■ **MATERIAL FOR THE TASK**

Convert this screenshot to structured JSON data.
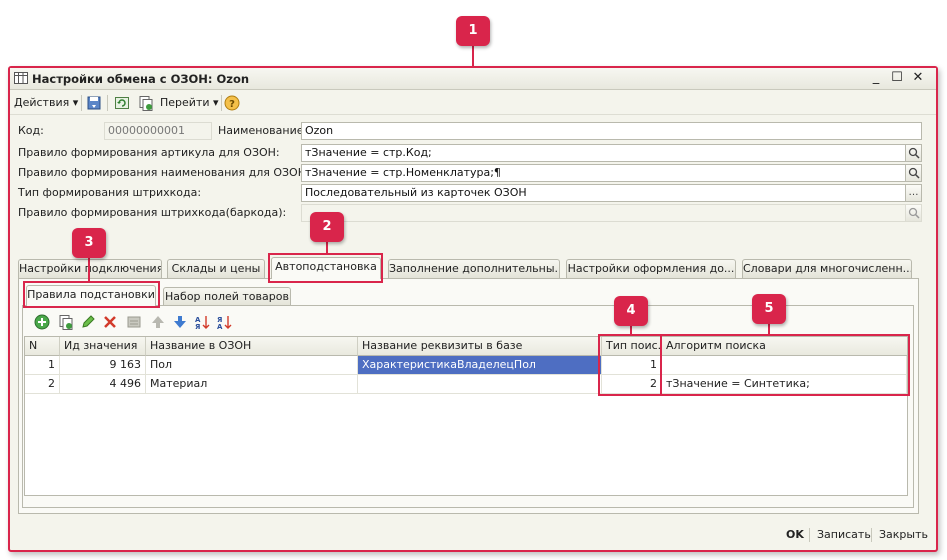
{
  "window": {
    "title": "Настройки обмена с ОЗОН: Ozon"
  },
  "toolbar": {
    "actions_label": "Действия",
    "goto_label": "Перейти"
  },
  "form": {
    "code_label": "Код:",
    "code_value": "00000000001",
    "name_label": "Наименование:",
    "name_value": "Ozon",
    "sku_rule_label": "Правило формирования артикула для ОЗОН:",
    "sku_rule_value": "тЗначение =  стр.Код;",
    "name_rule_label": "Правило формирования наименования для ОЗОН:",
    "name_rule_value": "тЗначение =  стр.Номенклатура;¶",
    "barcode_type_label": "Тип формирования штрихкода:",
    "barcode_type_value": "Последовательный из карточек ОЗОН",
    "barcode_rule_label": "Правило формирования штрихкода(баркода):",
    "barcode_rule_value": ""
  },
  "tabs": [
    {
      "label": "Настройки подключения"
    },
    {
      "label": "Склады и цены"
    },
    {
      "label": "Автоподстановка"
    },
    {
      "label": "Заполнение дополнительны..."
    },
    {
      "label": "Настройки оформления до..."
    },
    {
      "label": "Словари для многочисленн..."
    }
  ],
  "subtabs": [
    {
      "label": "Правила подстановки"
    },
    {
      "label": "Набор полей товаров"
    }
  ],
  "grid": {
    "columns": [
      "N",
      "Ид значения",
      "Название в ОЗОН",
      "Название реквизиты в базе",
      "Тип поис...",
      "Алгоритм поиска"
    ],
    "rows": [
      {
        "n": "1",
        "id": "9 163",
        "ozon": "Пол",
        "base": "ХарактеристикаВладелецПол",
        "type": "1",
        "algo": ""
      },
      {
        "n": "2",
        "id": "4 496",
        "ozon": "Материал",
        "base": "",
        "type": "2",
        "algo": "тЗначение = Синтетика;"
      }
    ]
  },
  "footer": {
    "ok_label": "OK",
    "save_label": "Записать",
    "close_label": "Закрыть"
  },
  "callouts": [
    "1",
    "2",
    "3",
    "4",
    "5"
  ],
  "colors": {
    "accent": "#d9254b",
    "selection": "#4e6ec2"
  }
}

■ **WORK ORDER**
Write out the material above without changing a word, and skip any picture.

■ **FINAL ANSWER**
Convert this screenshot to structured JSON data.
{
  "window": {
    "title": "Настройки обмена с ОЗОН: Ozon"
  },
  "toolbar": {
    "actions_label": "Действия",
    "goto_label": "Перейти"
  },
  "form": {
    "code_label": "Код:",
    "code_value": "00000000001",
    "name_label": "Наименование:",
    "name_value": "Ozon",
    "sku_rule_label": "Правило формирования артикула для ОЗОН:",
    "sku_rule_value": "тЗначение =  стр.Код;",
    "name_rule_label": "Правило формирования наименования для ОЗОН:",
    "name_rule_value": "тЗначение =  стр.Номенклатура;¶",
    "barcode_type_label": "Тип формирования штрихкода:",
    "barcode_type_value": "Последовательный из карточек ОЗОН",
    "barcode_rule_label": "Правило формирования штрихкода(баркода):",
    "barcode_rule_value": ""
  },
  "tabs": [
    {
      "label": "Настройки подключения"
    },
    {
      "label": "Склады и цены"
    },
    {
      "label": "Автоподстановка"
    },
    {
      "label": "Заполнение дополнительны..."
    },
    {
      "label": "Настройки оформления до..."
    },
    {
      "label": "Словари для многочисленн..."
    }
  ],
  "subtabs": [
    {
      "label": "Правила подстановки"
    },
    {
      "label": "Набор полей товаров"
    }
  ],
  "grid": {
    "columns": [
      "N",
      "Ид значения",
      "Название в ОЗОН",
      "Название реквизиты в базе",
      "Тип поис...",
      "Алгоритм поиска"
    ],
    "rows": [
      {
        "n": "1",
        "id": "9 163",
        "ozon": "Пол",
        "base": "ХарактеристикаВладелецПол",
        "type": "1",
        "algo": ""
      },
      {
        "n": "2",
        "id": "4 496",
        "ozon": "Материал",
        "base": "",
        "type": "2",
        "algo": "тЗначение = Синтетика;"
      }
    ]
  },
  "footer": {
    "ok_label": "OK",
    "save_label": "Записать",
    "close_label": "Закрыть"
  },
  "callouts": [
    "1",
    "2",
    "3",
    "4",
    "5"
  ],
  "colors": {
    "accent": "#d9254b",
    "selection": "#4e6ec2"
  }
}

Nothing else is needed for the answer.